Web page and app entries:

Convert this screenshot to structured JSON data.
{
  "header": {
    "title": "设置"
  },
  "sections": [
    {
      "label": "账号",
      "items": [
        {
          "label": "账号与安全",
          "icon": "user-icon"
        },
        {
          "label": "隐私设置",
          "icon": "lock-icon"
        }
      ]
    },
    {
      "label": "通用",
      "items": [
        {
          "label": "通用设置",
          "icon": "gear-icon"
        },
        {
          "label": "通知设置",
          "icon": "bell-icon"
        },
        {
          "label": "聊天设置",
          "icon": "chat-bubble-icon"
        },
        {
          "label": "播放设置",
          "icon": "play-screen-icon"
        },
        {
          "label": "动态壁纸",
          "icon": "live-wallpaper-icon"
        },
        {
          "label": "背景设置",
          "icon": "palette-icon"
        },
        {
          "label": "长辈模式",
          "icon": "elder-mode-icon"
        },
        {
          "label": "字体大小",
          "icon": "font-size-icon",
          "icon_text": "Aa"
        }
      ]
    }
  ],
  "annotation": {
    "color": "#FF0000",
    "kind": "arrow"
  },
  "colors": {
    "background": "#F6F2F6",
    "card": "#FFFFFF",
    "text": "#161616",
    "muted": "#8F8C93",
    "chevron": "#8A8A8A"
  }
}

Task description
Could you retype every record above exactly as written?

Reply
Convert this screenshot to structured JSON data.
{
  "header": {
    "title": "设置"
  },
  "sections": [
    {
      "label": "账号",
      "items": [
        {
          "label": "账号与安全",
          "icon": "user-icon"
        },
        {
          "label": "隐私设置",
          "icon": "lock-icon"
        }
      ]
    },
    {
      "label": "通用",
      "items": [
        {
          "label": "通用设置",
          "icon": "gear-icon"
        },
        {
          "label": "通知设置",
          "icon": "bell-icon"
        },
        {
          "label": "聊天设置",
          "icon": "chat-bubble-icon"
        },
        {
          "label": "播放设置",
          "icon": "play-screen-icon"
        },
        {
          "label": "动态壁纸",
          "icon": "live-wallpaper-icon"
        },
        {
          "label": "背景设置",
          "icon": "palette-icon"
        },
        {
          "label": "长辈模式",
          "icon": "elder-mode-icon"
        },
        {
          "label": "字体大小",
          "icon": "font-size-icon",
          "icon_text": "Aa"
        }
      ]
    }
  ],
  "annotation": {
    "color": "#FF0000",
    "kind": "arrow"
  },
  "colors": {
    "background": "#F6F2F6",
    "card": "#FFFFFF",
    "text": "#161616",
    "muted": "#8F8C93",
    "chevron": "#8A8A8A"
  }
}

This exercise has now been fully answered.